==== EXERCISE INPUTS
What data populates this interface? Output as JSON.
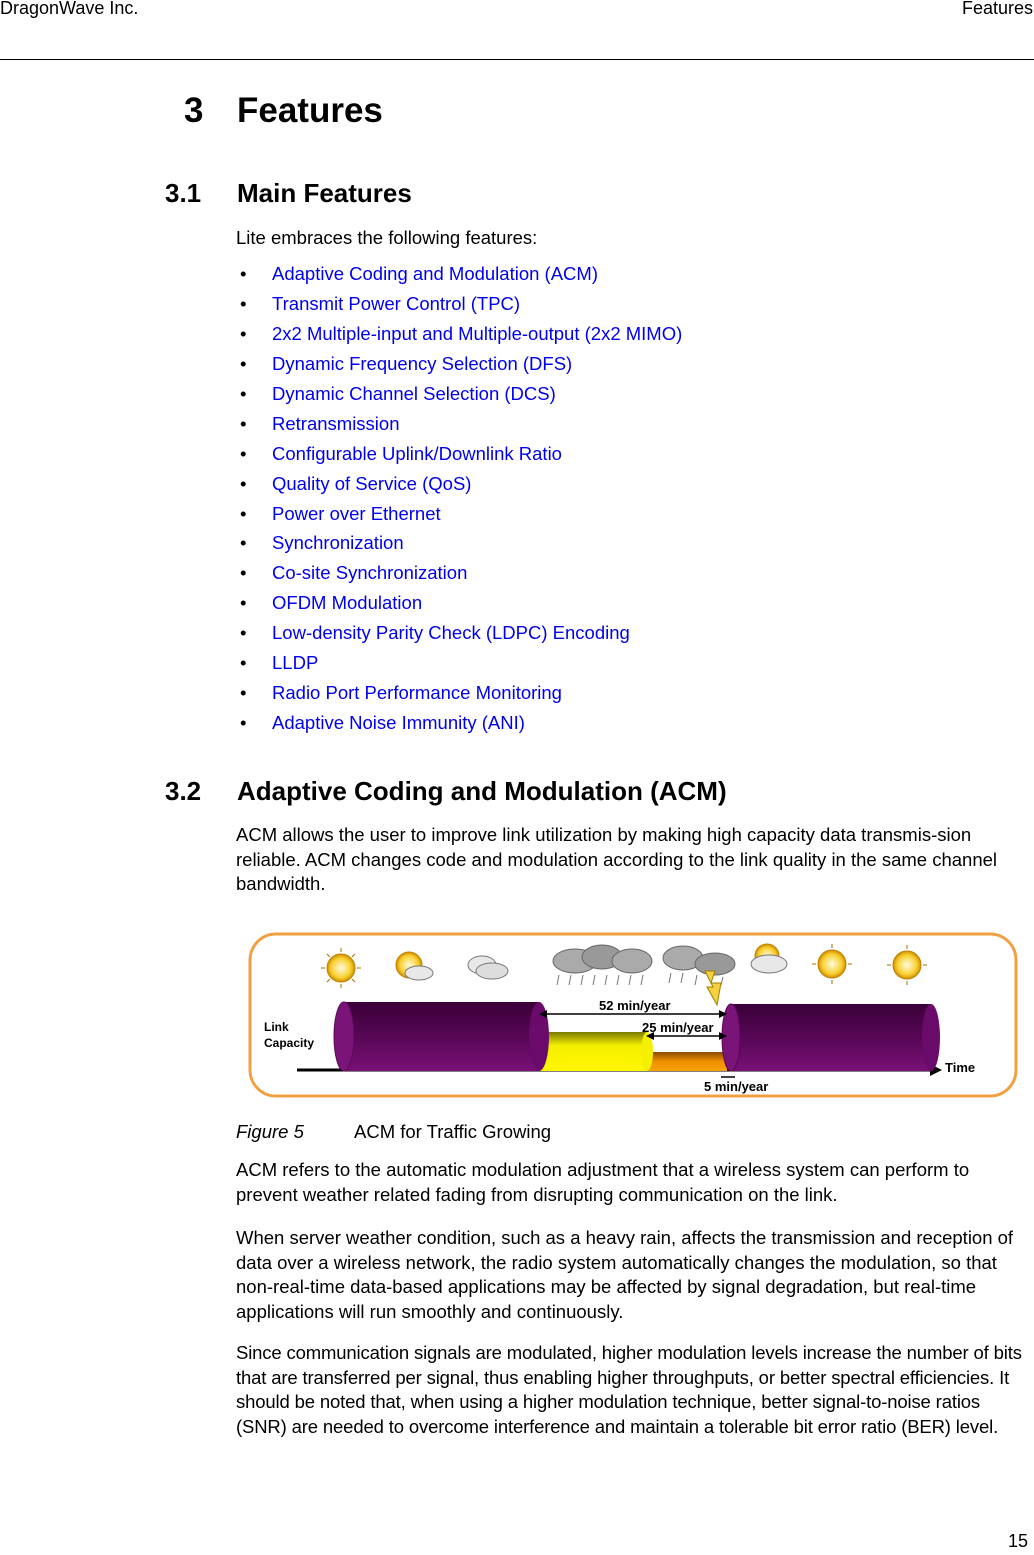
{
  "header": {
    "company": "DragonWave Inc.",
    "section": "Features"
  },
  "chapter": {
    "number": "3",
    "title": "Features"
  },
  "section_3_1": {
    "number": "3.1",
    "title": "Main Features",
    "intro": "Lite embraces the following features:",
    "features": [
      "Adaptive Coding and Modulation (ACM)",
      "Transmit Power Control (TPC)",
      "2x2 Multiple-input and Multiple-output (2x2 MIMO)",
      "Dynamic Frequency Selection (DFS)",
      "Dynamic Channel Selection (DCS)",
      "Retransmission",
      "Configurable Uplink/Downlink Ratio",
      "Quality of Service (QoS)",
      "Power over Ethernet",
      "Synchronization",
      "Co-site Synchronization",
      "OFDM Modulation",
      "Low-density Parity Check (LDPC) Encoding",
      "LLDP",
      "Radio Port Performance Monitoring",
      "Adaptive Noise Immunity (ANI)"
    ],
    "bullet": "•"
  },
  "section_3_2": {
    "number": "3.2",
    "title": "Adaptive Coding and Modulation (ACM)",
    "para1": "ACM allows the user to improve link utilization by making high capacity data transmis-sion reliable. ACM changes code and modulation according to the link quality in the same channel bandwidth.",
    "figure": {
      "label": "Figure 5",
      "caption": "ACM for Traffic Growing",
      "y_label_line1": "Link",
      "y_label_line2": "Capacity",
      "x_label": "Time",
      "annot_52": "52 min/year",
      "annot_25": "25 min/year",
      "annot_5": "5 min/year",
      "weather_icons": [
        "sun-icon",
        "sun-cloud-icon",
        "cloud-icon",
        "rain-cloud-icon",
        "rain-cloud-icon",
        "storm-cloud-icon",
        "storm-cloud-icon",
        "sun-cloud-icon",
        "sun-icon",
        "sun-icon"
      ],
      "colors": {
        "frame": "#f0a040",
        "high": "#6a0a6a",
        "mid": "#f5f000",
        "low": "#f29a00"
      }
    },
    "para2": "ACM refers to the automatic modulation adjustment that a wireless system can perform to prevent weather related fading from disrupting communication on the link.",
    "para3": "When server weather condition, such as a heavy rain, affects the transmission and reception of data over a wireless network, the radio system automatically changes the modulation, so that non-real-time data-based applications may be affected by signal degradation, but real-time applications will run smoothly and continuously.",
    "para4": "Since communication signals are modulated, higher modulation levels increase the number of bits that are transferred per signal, thus enabling higher throughputs, or better spectral efficiencies. It should be noted that, when using a higher modulation technique, better signal-to-noise ratios (SNR) are needed to overcome interference and maintain a tolerable bit error ratio (BER) level."
  },
  "page_number": "15"
}
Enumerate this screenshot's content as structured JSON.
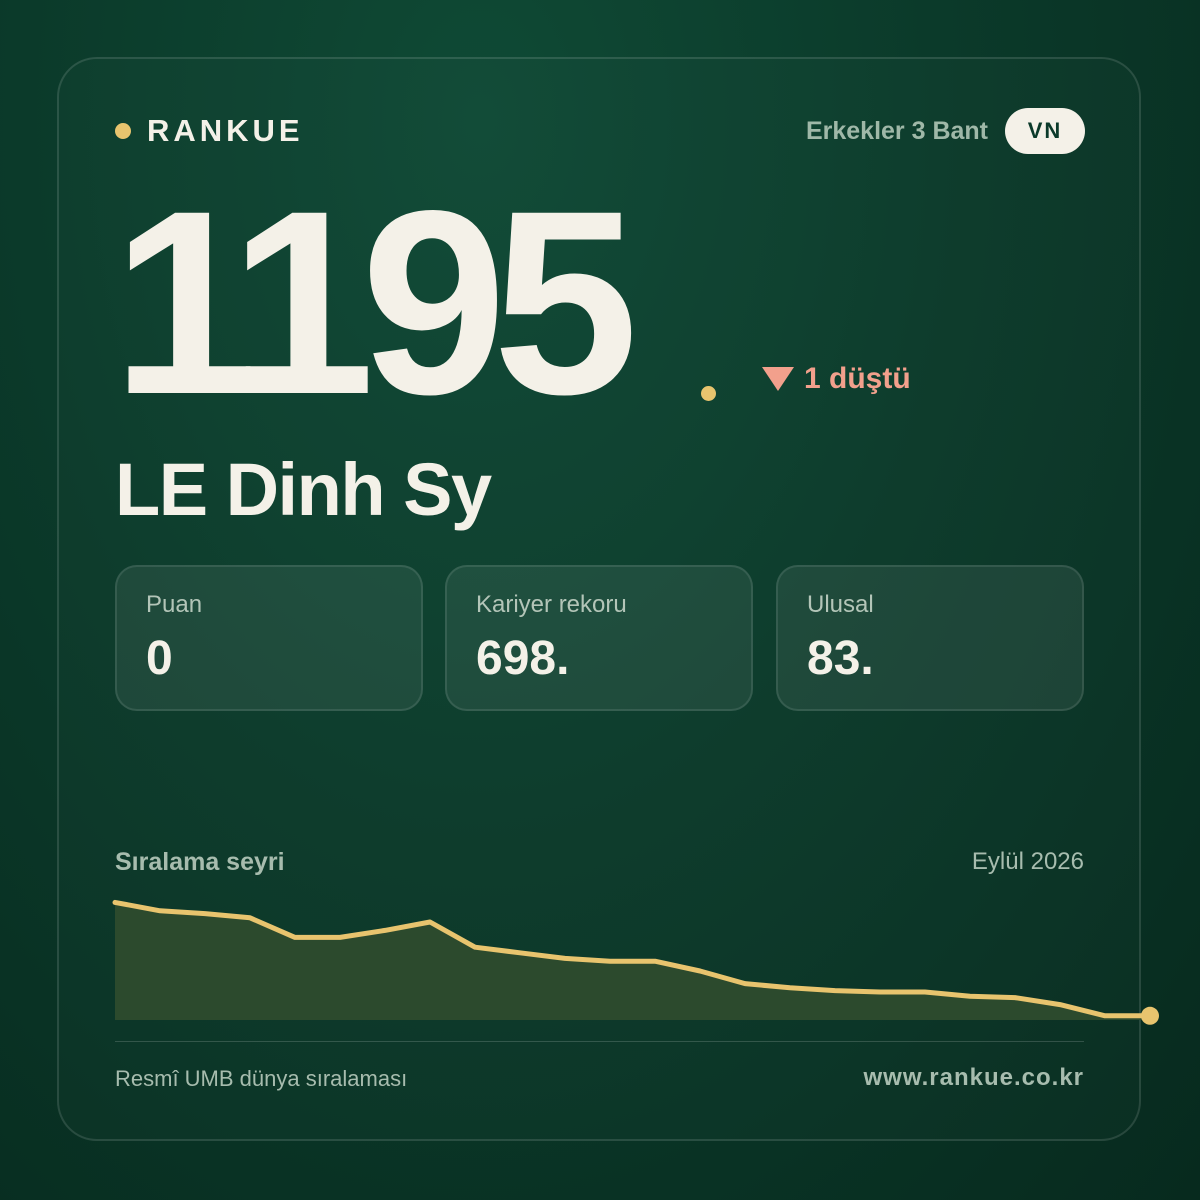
{
  "brand": {
    "name": "RANKUE"
  },
  "header": {
    "category": "Erkekler 3 Bant",
    "country_code": "VN"
  },
  "rank": {
    "value": "1195",
    "change": "1 düştü"
  },
  "player": {
    "name": "LE Dinh Sy"
  },
  "stats": [
    {
      "label": "Puan",
      "value": "0"
    },
    {
      "label": "Kariyer rekoru",
      "value": "698."
    },
    {
      "label": "Ulusal",
      "value": "83."
    }
  ],
  "chart_data": {
    "type": "area",
    "title": "Sıralama seyri",
    "period_label": "Eylül 2026",
    "x": [
      1,
      2,
      3,
      4,
      5,
      6,
      7,
      8,
      9,
      10,
      11,
      12,
      13,
      14,
      15,
      16,
      17,
      18,
      19,
      20,
      21,
      22,
      23,
      24
    ],
    "values": [
      0.84,
      0.78,
      0.76,
      0.73,
      0.59,
      0.59,
      0.64,
      0.7,
      0.52,
      0.48,
      0.44,
      0.42,
      0.42,
      0.35,
      0.26,
      0.23,
      0.21,
      0.2,
      0.2,
      0.17,
      0.16,
      0.11,
      0.03,
      0.03
    ],
    "ylim": [
      0,
      1
    ],
    "grid": false,
    "colors": {
      "line": "#e8c46e",
      "fill": "#2c4a2d",
      "end_marker": "#e8c46e"
    }
  },
  "footer": {
    "source": "Resmî UMB dünya sıralaması",
    "url": "www.rankue.co.kr"
  }
}
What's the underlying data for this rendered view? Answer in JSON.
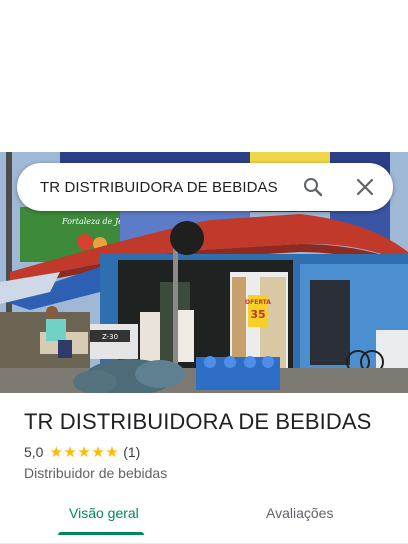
{
  "search": {
    "query": "TR DISTRIBUIDORA DE BEBIDAS"
  },
  "photo": {
    "signage": [
      "Fortaleza de Jesus",
      "OFERTA",
      "35"
    ],
    "dispenser_label": "Z-30"
  },
  "place": {
    "name": "TR DISTRIBUIDORA DE BEBIDAS",
    "rating": "5,0",
    "stars": 5,
    "review_count": "(1)",
    "category": "Distribuidor de bebidas"
  },
  "tabs": [
    {
      "label": "Visão geral",
      "active": true
    },
    {
      "label": "Avaliações",
      "active": false
    }
  ],
  "colors": {
    "accent": "#01875f",
    "star": "#fbbc04",
    "awning": "#c0392b"
  }
}
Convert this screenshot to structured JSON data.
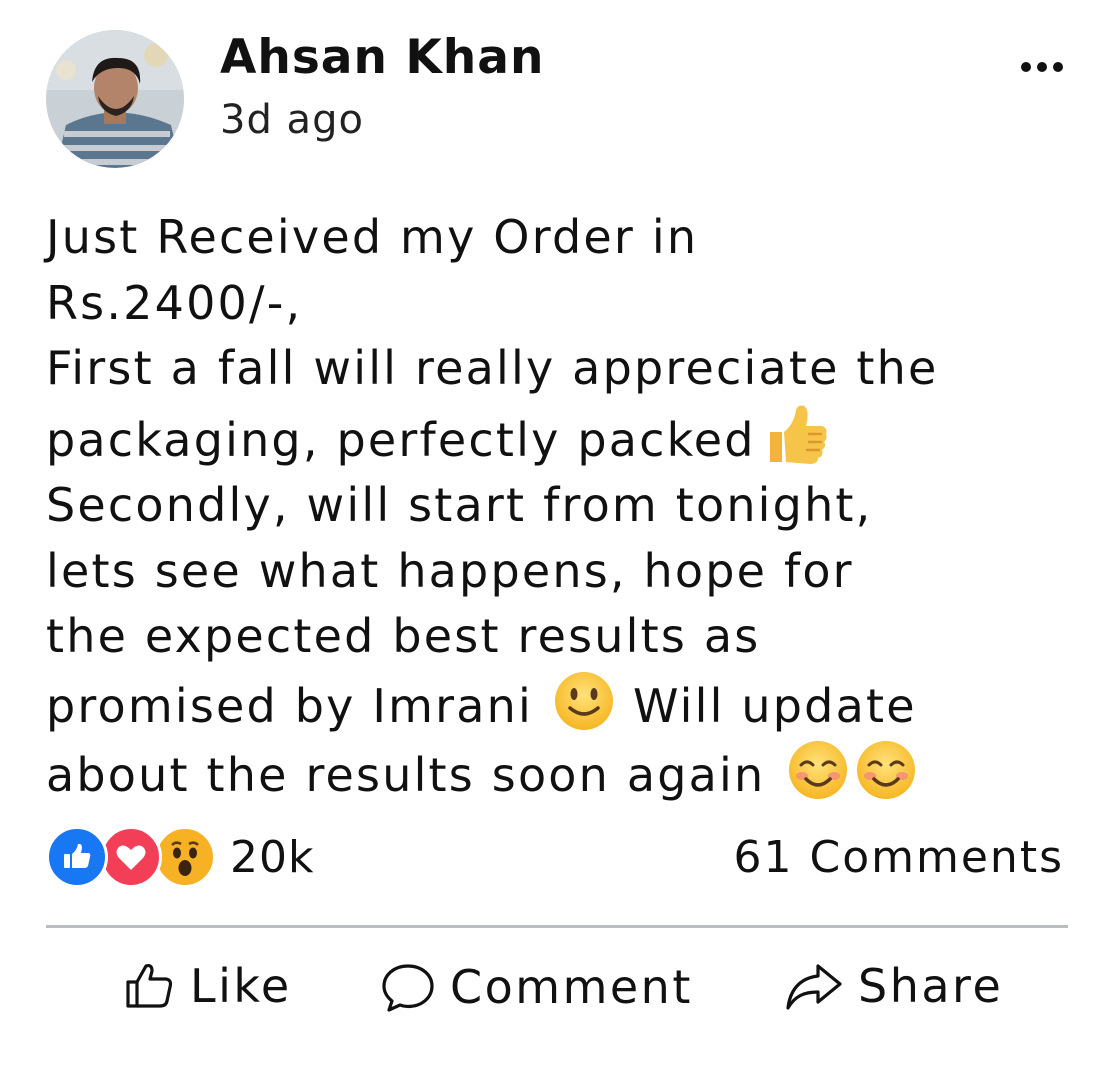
{
  "post": {
    "author": "Ahsan Khan",
    "timestamp": "3d ago",
    "body_lines": [
      "Just Received my Order in",
      "Rs.2400/-,",
      "First a fall will really appreciate the",
      "packaging, perfectly packed",
      "Secondly, will start from tonight,",
      "lets see what happens, hope for",
      "the expected best results as",
      "promised by Imrani",
      "about the results soon again"
    ],
    "inline_text": {
      "will_update": "Will update"
    },
    "emojis": [
      "thumbs-up-emoji",
      "slightly-smiling-face-emoji",
      "smiling-face-emoji",
      "smiling-face-emoji"
    ]
  },
  "reactions": {
    "icons": [
      "like-reaction-icon",
      "love-reaction-icon",
      "wow-reaction-icon"
    ],
    "count": "20k"
  },
  "comments": {
    "count_label": "61 Comments"
  },
  "actions": {
    "like": "Like",
    "comment": "Comment",
    "share": "Share"
  },
  "colors": {
    "like_blue": "#1877F2",
    "love_red": "#F33E58",
    "wow_yellow": "#F7B125",
    "text": "#111111",
    "divider": "#B9BCC1"
  }
}
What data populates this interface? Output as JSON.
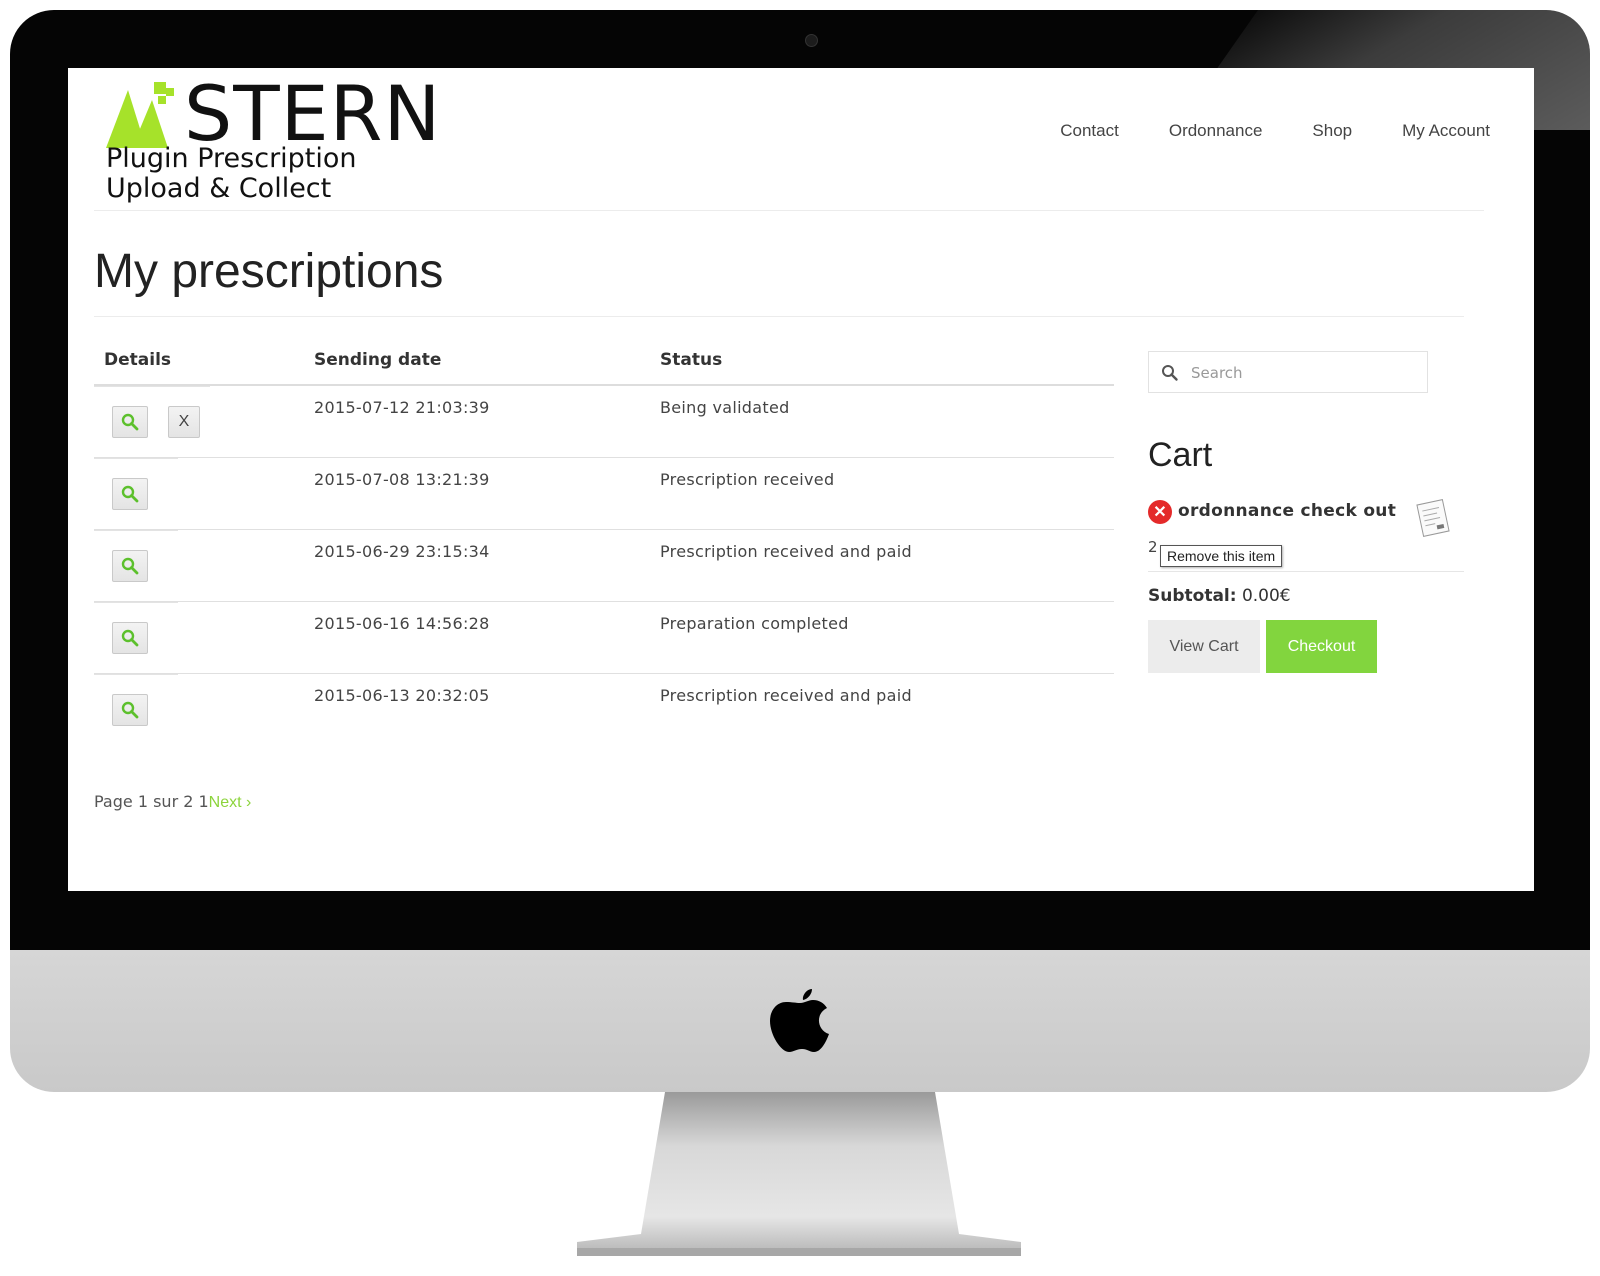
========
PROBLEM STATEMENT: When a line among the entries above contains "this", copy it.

ANSWER SECTION:
What data populates this interface? Output as JSON.
Enumerate this screenshot's content as structured JSON.
What's the underlying data for this rendered view? Answer in JSON.
Convert this screenshot to structured JSON data.
What data populates this interface? Output as JSON.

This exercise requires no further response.